received a call from a gentleman who wanted him to sell some old personal electronics items,
and when he went to pick up the merchandise, Bob discovered that the man worked for a
shoe wholesaler. One thing led to another, and before long, Bob had signed an agreement to
sell this company’s excess stock on eBay. Bob’s been at it for a year and a half now, and he’s
up to $3,000 in monthly sales. (Figure 3.4 shows the kinds of merchandise that rosachs
offers for sale on eBay.)
One of rosachs’
shoe auctions on
What’s unique about Bob’s business is that while he’s selling in bulk, he’s not necessarily
buying in bulk. In most cases, he’s actually selling on consignment for the shoe wholesaler.
This arrangement relieves Bob of any financial obligation, since he doesn’t have to buy the
products he sells. It’s a good example of how many eBay sellers operate under a blend of
different business models.
Bob does buy some merchandise in bulk, however—and passes on some, as well. He told me
how he recently received an offer to buy 144,000 pairs of new overstock shoes from an over-
seas manufacturer. (That’s a lot of shoes!) Bob had never heard of these particular shoes
before, so he did a little research. He found that dozens of these shoes were listed every day
on eBay, yet only one or two pairs were selling—and they weren’t bringing the best of prices.
Bob did a quick estimate of how many of these shoes he could reasonably expect to sell per
week, and discovered that it would take him years to sell off the entire inventory. He passed
on the deal.
48 Making a Living from Your eBay Business
Currently, Bob likes to keep about 600 pairs of shoes running on eBay at any given time,
with about 500 of them running in his eBay Store as Good ‘Til Cancelled listings. He lists
about 10–20 items per day for auction, and what doesn’t sell is relisted—either in the store
or on the main eBay site. All his eBay auctions include the Buy It Now option, and he aver-
ages about 23% sell-through.
Right now Bob’s eBay business is a part-time endeavor for him, but he’s considering taking
things to the next level. Here’s what he says about the business: “Everyone thinks that selling
on eBay is super easy, and it is if you are only selling a few items to clear out a closet or
straighten up the attic. But when you get down to serious day-in, day-out selling, shipping
2–3 times a week every week, dealing with returns, answering the same questions from buy-
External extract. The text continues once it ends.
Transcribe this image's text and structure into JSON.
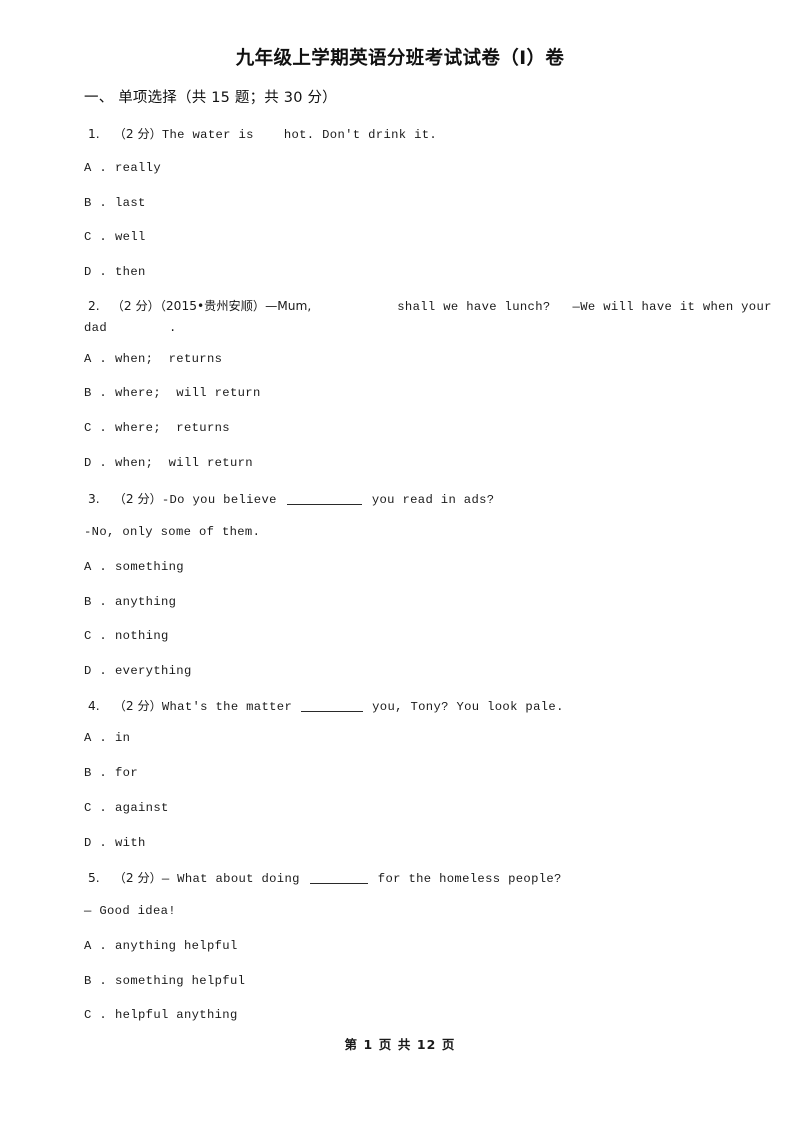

ers over and over—it’s a whole ‘nuther ball game! You have to consider how much time you
have to work your sales, how much space you have to store your inventory, how to properly
price your shipping (boxes, peanuts, and tape aren’t free!), and how to make time to find that
next client, who is just as important as your current client.”
He advises other potential sellers to “play it smart—keep an eye on your true costs and make
sure that what you are paying yourself for the work you do is an acceptable wage.” As he
notes, if you work 60–70 hours a week at selling (and that isn’t unheard of) and at the end
of the week you have only $50 in profit to show for it, something’s not right. Going big-time
should mean a big-time payback, or you’re not managing your business right.
Given the kind of volume he does, Bob is a big fan of auction automation. He uses Seller’s
Assistant Pro to list and manage his auctions, and it helps to keep him organized by tracking
his listings, sales, and inventory, for a small monthly fee. As he says, “automation allows me
to spend time working on what I’m selling, not how I’m selling it.” It takes over the mun-
dane chores that suck the fun out of selling on eBay.
Bob also counsels other sellers to take advantage of all the free resources that eBay offers—
the discussion forums, workshops, and the like. I first met Bob on the Seller Central discus-
sion board and can attest to how useful these forums are. And when you visit, say hi to Bob!